A recent Supreme Court decision seems to give those of us heart who want some sort of control on the sale of guns in this country, some restoration of sanity in what has become sheer madness. A Yahoo News story suggests that the Court realizes that the sale of such things as assault rifles and semi-automatic weapons was never any part of what the Founders had in mind:
Washington (AFP) – The US Supreme Court appeared on Monday to back lawmakers who want to restrict the type of guns such as semi-automatic assault weapons used in recent mass shootings.
In a 7-2 vote, the high court’s justices refused to take up a challenge to a Chicago suburb’s ban on the sale or possession of semi-automatic weapons or high-capacity magazines with more than 10 rounds of ammunition.
The court’s move is a small victory for activists against the spread of such guns, which can potentially kill many people in a short period of time.
Predictably, the two Justices who voted in opposition to the majority were conservatives Antonin Scalia and Clarence Thomas. What is interesting to me is that Thomas claims to be a “strict constructionist,” one who thinks the country needs to stick close to the intentions of the Founders. But, as I have said on these blogs repeatedly, a close reading of the second amendment to our Constitution states clearly that the “right” to bear arms is designed to guarantee the ability of a militia to defend the country against possible insurrection. The amendment doesn’t guarantee all of us the right to bear arms, only the militia. And since we no longer have a militia it would follow that the so-called right is no longer applicable. Further, the Court in years past has ruled out such things as machine guns and sawed-off shotguns on the grounds that these are not protected by the Second Amendment. So there is precedent.
One would expect that the Supreme Court is not subject to the threats and pressures the N.R.A. can bring against elected officials — by guaranteeing that those who are “uncooperative” have brief political lives. The justices are appointed for life and the original idea was that as such they would be above political infighting and cajolery. And in the past, the Court has shown that it can rise above political infighting; even the present Court has done so on occasion.
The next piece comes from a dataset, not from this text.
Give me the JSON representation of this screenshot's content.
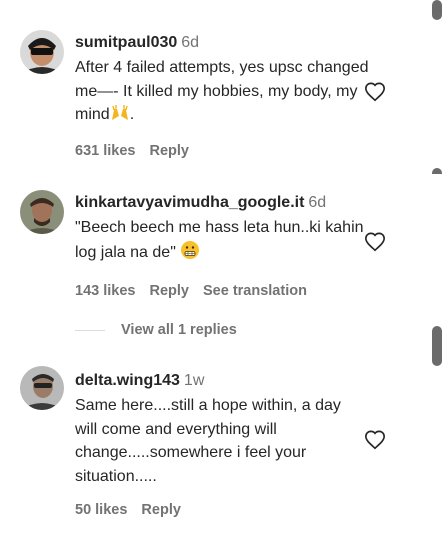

Such is the case here, one would think. It is a small step. But when most of the steps we have been taking recently seem to be backwards, it is a sign of hope that there is a way forward.